Dr Devoe on Safety and Efficacy Data for ELI-002 7P in KRAS+, MRD+ PDAC and CRC

Craig E. Devoe, MD, MS, discusses data for ELI-002 7P in patients with MRD-positive pancreatic and colorectal cancers after locoregional therapy.

Craig E. Devoe, MD, MS, chief, Division of Medical Oncology and Hematology, R. J. Zuckerberg Cancer Center, chief, Hematology-Oncology Service, Long Island Jewish Medical Center and North Shore University Hospital. discusses findings from the phase 1a AMPLIFY-7P trial (NCT05726864), a multicenter study evaluating the safety, immunogenicity, and preliminary antitumor activity of ELI-002 7P in patients with pancreatic ductal adenocarcinoma (PDAC) and colorectal cancer (CRC) harboring KRAS mutations who are minimal residual disease (MRD) positive after standard locoregional treatments.

ELI-002 7P is an expanded spectrum vaccine that includes lymph node–targeted, amphiphile-modified KRAS G12D/V/R/C/S/A– and G13D–mutant peptides with an amphiphile-modified CpG oligonucleotide adjuvant intended to expand polyfunctional mutant KRAS-specific T cells.

AMPLIFY-7P enrolled patients with PDAC or CRC who underwent prior locoregional therapy that included surgery and chemotherapy, with or without radiation. They needed to harbor a KRAS G12D/R/V/C/S/A or G13D mutation; have no evidence of disease on imaging; and have MRD as detected via circulating tumor DNA (ctDNA) and/or serum tumor biomarkers.

The treatment protocol involved administering a fixed dose of Amph-CpG-7909 combined with two different doses of ELI-002 7P (1.4 mg and 4.9 mg), administered subcutaneously. Patients received 4 weekly doses, followed by 2 doses every 2 weeks, for a total of 6 doses, followed by a 2-week observation period before 4 additional booster doses were administered, Devoe says, The primary objective was to establish the safety profile of this regimen, assess immunogenicity by measuring T-cell responses, and evaluate preliminary antitumor effects.

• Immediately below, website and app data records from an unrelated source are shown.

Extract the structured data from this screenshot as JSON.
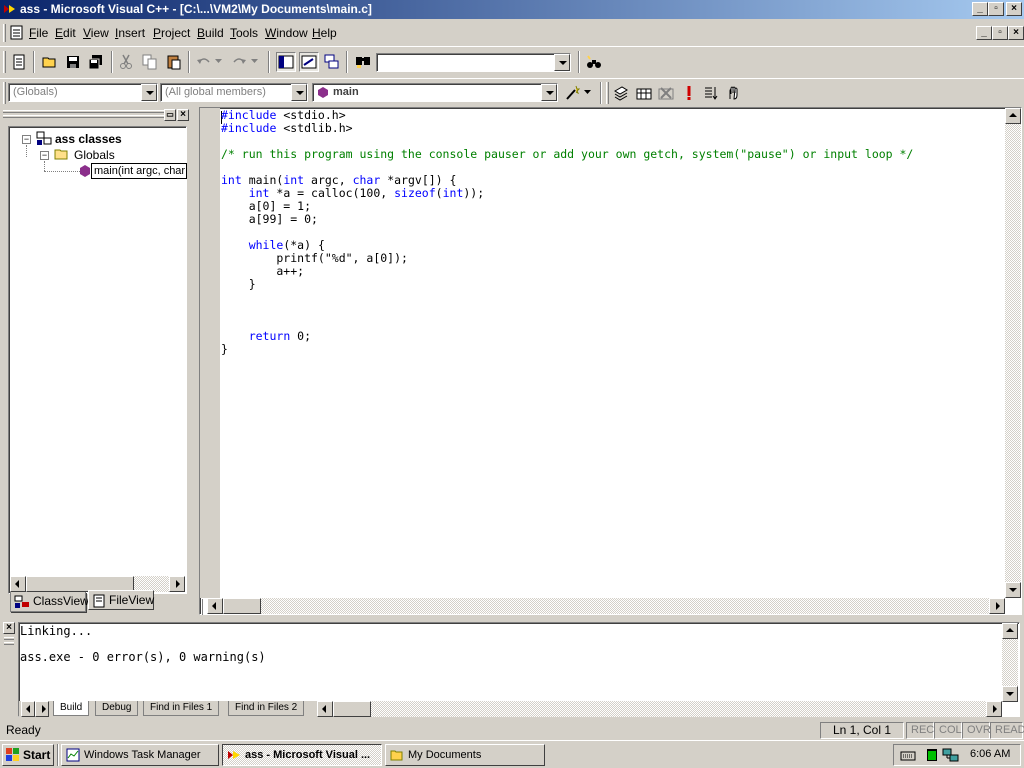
{
  "window": {
    "title": "ass - Microsoft Visual C++ - [C:\\...\\VM2\\My Documents\\main.c]"
  },
  "menu": [
    {
      "key": "F",
      "rest": "ile"
    },
    {
      "key": "E",
      "rest": "dit"
    },
    {
      "key": "V",
      "rest": "iew"
    },
    {
      "key": "I",
      "rest": "nsert"
    },
    {
      "key": "P",
      "rest": "roject"
    },
    {
      "key": "B",
      "rest": "uild"
    },
    {
      "key": "T",
      "rest": "ools"
    },
    {
      "key": "W",
      "rest": "indow"
    },
    {
      "key": "H",
      "rest": "elp"
    }
  ],
  "wizardbar": {
    "scope": "(Globals)",
    "members": "(All global members)",
    "function": "main"
  },
  "find_combo": "",
  "classview": {
    "root": "ass classes",
    "folder": "Globals",
    "item": "main(int argc, char"
  },
  "workspace_tabs": [
    "ClassView",
    "FileView"
  ],
  "editor": {
    "lines": [
      [
        {
          "t": "#include",
          "c": "kw"
        },
        {
          "t": " <stdio.h>"
        }
      ],
      [
        {
          "t": "#include",
          "c": "kw"
        },
        {
          "t": " <stdlib.h>"
        }
      ],
      [],
      [
        {
          "t": "/* run this program using the console pauser or add your own getch, system(\"pause\") or input loop */",
          "c": "cm"
        }
      ],
      [],
      [
        {
          "t": "int",
          "c": "kw"
        },
        {
          "t": " main("
        },
        {
          "t": "int",
          "c": "kw"
        },
        {
          "t": " argc, "
        },
        {
          "t": "char",
          "c": "kw"
        },
        {
          "t": " *argv[]) {"
        }
      ],
      [
        {
          "t": "    "
        },
        {
          "t": "int",
          "c": "kw"
        },
        {
          "t": " *a = calloc(100, "
        },
        {
          "t": "sizeof",
          "c": "kw"
        },
        {
          "t": "("
        },
        {
          "t": "int",
          "c": "kw"
        },
        {
          "t": "));"
        }
      ],
      [
        {
          "t": "    a[0] = 1;"
        }
      ],
      [
        {
          "t": "    a[99] = 0;"
        }
      ],
      [],
      [
        {
          "t": "    "
        },
        {
          "t": "while",
          "c": "kw"
        },
        {
          "t": "(*a) {"
        }
      ],
      [
        {
          "t": "        printf(\"%d\", a[0]);"
        }
      ],
      [
        {
          "t": "        a++;"
        }
      ],
      [
        {
          "t": "    }"
        }
      ],
      [],
      [],
      [],
      [
        {
          "t": "    "
        },
        {
          "t": "return",
          "c": "kw"
        },
        {
          "t": " 0;"
        }
      ],
      [
        {
          "t": "}"
        }
      ]
    ]
  },
  "output": {
    "lines": [
      "Linking...",
      "",
      "ass.exe - 0 error(s), 0 warning(s)"
    ],
    "tabs": [
      "Build",
      "Debug",
      "Find in Files 1",
      "Find in Files 2"
    ]
  },
  "status": {
    "message": "Ready",
    "position": "Ln 1, Col 1",
    "indicators": [
      "REC",
      "COL",
      "OVR",
      "READ"
    ]
  },
  "taskbar": {
    "start": "Start",
    "tasks": [
      "Windows Task Manager",
      "ass - Microsoft Visual ...",
      "My Documents"
    ],
    "clock": "6:06 AM"
  },
  "colors": {
    "keyword": "#0000ff",
    "comment": "#008000",
    "titlebar": "#0a246a"
  }
}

Findings presented at the 2024 ASCO Annual Meeting showed that no dose-limiting toxicities occurred in patients treated at either dose level (n = 14). Devoe notes that local injection site reactions were observed; however, these were transient and decreased in intensity over time. Any-grade treatment-emergent adverse effects included fatigue (42.9%), malaise (21.4%), diarrhea (21.4%), abdominal distension (14.3%), and abdominal pain (14.3%). Notably, no instances of cytokine release syndrome or T cell–related toxicities were reported.

From an immunogenicity standpoint, the T-cell response rate was 100%, and the median fold change was 23.6. Further, both CD8-positive T-cell and CD4-positive T-cell responses were observed in 63.6% and 45.5% of patients, respectively.

Related Videos
Jerôme Fayette, MD, PhD, medical oncologist, Centre Léon Bérard
Jun Gong, MD, associate professor, medicine, medical oncologist, Gastrointestinal Disease Research Group, Pancreatic Cancer Research Group, Urologic Oncology Program, Samuel Oschin Comprehensive Cancer Institute, Cedars-Sinai
Rebecca Klisovic, MD
Kedar Kirtane, MD, assistant member, Department of Head and Neck-Endocrine Oncology; medical director, Solid Tumor Cellular Therapy, Moffitt Cancer Center
Rohan Garje, MD
Cynthia Ma, MD, PhD
Arya Mariam Roy, MBBS
Karl Semaan, MD, MSc
Bradley McGregor, MD, discusses findings from a phase 1b study of abemaciclib  in clear cell renal cell carcinoma.
Marc-Oliver Grimm, MD